Bench had considered the scope of inquiry under Section 41D of the Bombay Public Trust Act in the case of Mukund Waman Thatte v. Sudhir Parshuram Chitale, 2012 SCC OnLine Bom 392.

Court states that “Misfeasance” as used in Clause (c) of Section 41D is more than mere negligence of the trustee to perform his duty.

“Misfeasance” includes breach of duty by the trustee which would result into loss to the trust or would cause unlawful gain to such a trustee, charged with the act of misfeasance.

Further, the above Judgment makes it clear that imputation reflecting on the integrity of trustees has to be fortified by proof of high degree which will have to be higher than the standard of proof required in civil proceedings.

Unless and until the lapse on part of the trustee is proved to be actuated by dishonestly, the drastic action under Section 41-D of the Act, 1950 may not be warranted.

Courts below have committed error in holding that the appellants have committed malfeasance and misfeasance or breach of trust in respect of Trust.

Bench also held that the orders and judgments passed against appellant 2 by both Courts below are without jurisdiction.

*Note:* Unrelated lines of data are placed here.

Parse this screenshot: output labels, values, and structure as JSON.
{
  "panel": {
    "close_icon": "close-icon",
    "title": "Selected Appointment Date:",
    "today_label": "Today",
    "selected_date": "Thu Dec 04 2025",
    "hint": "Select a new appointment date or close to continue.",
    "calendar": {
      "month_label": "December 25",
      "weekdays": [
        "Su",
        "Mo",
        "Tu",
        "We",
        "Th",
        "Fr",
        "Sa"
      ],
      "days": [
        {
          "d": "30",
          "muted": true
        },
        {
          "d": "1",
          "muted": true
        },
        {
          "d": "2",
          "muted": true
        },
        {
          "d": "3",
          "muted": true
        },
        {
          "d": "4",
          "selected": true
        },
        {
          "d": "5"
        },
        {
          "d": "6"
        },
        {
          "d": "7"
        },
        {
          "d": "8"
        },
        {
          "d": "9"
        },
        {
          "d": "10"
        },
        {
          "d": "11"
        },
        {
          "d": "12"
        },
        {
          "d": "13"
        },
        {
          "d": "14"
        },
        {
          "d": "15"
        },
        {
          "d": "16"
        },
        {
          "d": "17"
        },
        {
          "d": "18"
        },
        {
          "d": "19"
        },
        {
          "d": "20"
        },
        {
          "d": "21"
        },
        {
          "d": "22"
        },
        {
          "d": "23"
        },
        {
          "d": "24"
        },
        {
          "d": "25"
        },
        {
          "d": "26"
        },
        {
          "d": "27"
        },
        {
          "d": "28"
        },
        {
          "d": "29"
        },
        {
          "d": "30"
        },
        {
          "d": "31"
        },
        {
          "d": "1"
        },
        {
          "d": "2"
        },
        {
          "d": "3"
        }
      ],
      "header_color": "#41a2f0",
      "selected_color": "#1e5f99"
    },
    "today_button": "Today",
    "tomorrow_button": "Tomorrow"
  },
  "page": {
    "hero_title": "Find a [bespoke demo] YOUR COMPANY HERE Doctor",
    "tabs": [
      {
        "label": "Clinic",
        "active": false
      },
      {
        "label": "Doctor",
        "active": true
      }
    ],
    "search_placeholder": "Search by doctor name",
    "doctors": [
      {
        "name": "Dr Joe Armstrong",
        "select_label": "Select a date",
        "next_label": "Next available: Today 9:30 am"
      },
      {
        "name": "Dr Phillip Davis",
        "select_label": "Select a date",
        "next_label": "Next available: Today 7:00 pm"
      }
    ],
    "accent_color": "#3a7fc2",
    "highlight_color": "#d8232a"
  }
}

Hence, the Court does not want to go into the issue raised by the counsel for the appellants that the respondents 1 to 7 are removed from the trusteeship of the Trust, as an answer, either way to the said issue will not change the result of the present proceeding because even if they are held to be removed as trustees, they are ‘persons having an interest in the Trust’ which is sufficient to maintain the application under Section 41-D of the Act, 1950. [Eknath Tukaramji Pise v. Rama Kawaduji Bhende, 2020 SCC OnLine Bom 934, decided on 17-09-2020]

Case BriefsHigh Courts

Punjab and Haryana High Court: A petition was filed before a Single Judge Bench of Tejinder Singh Dhindsa, J. wherein extraordinary jurisdiction of the High Court was invoked.

Petitioner had invoked the extraordinary writ jurisdiction of the High Court in order to seek issuance of directions to respondent not to forcibly and illegally interfere with the peaceful possession of the land. The land was alleged to be under the ownership of the petitioner. Petitioner, in addition to the above, sought directions praying for restraining the respondent from making changes in the revenue record and to restore possession of 2 marlas of land. Whereas the respondent submitted that the civil proceedings that had already initiated were in respect of the same land which the petitioner seeks directions for in this writ petition.

The High Court after perusing the submissions of both the parties observed that the petitioner himself brought to notice of the Court that a suit had been instituted praying for permanent injunction in respect of the land restraining gram panchayat and others from digging in the land and to change the nature of the agricultural land. Therefore, the Court refused to interfere in the instant writ petition. [Harbhajan Singh v. State of Punjab,2018 SCC OnLine P&H 1693, dated 02-11-2018]

Case BriefsHigh Courts

High Court of Judicature at Madras: The Single Judge Bench of K. Ravichandrabaabu J., recently addressed a writ petition filed under Article 226 of the Constitution, which sought to direct the respondent to dispose of his representation wherein the petitioner had objected to register any document in connection to the subject-matter property.

The Court held that since the petitioner himself had admitted that 3 suits were pending in respect of the subject-matter properties between the parties, it is upon the petitioner to work out his remedy in the civil proceedings by filing interim applications, if he has any cause of action to receive interim relief. The Court observed that the petitioner had parallely proceeded with a complaint before the first respondent and also filed a writ petition seeking for its disposal. The Court was of the view that the petitioner could not do so without pursuing remedy before the Civil Court and hence, the writ petition would not be entertained. [G. Rohit v. Inspector General of Registration, 2018 SCC OnLine Mad 716, order dated 13.3.2018]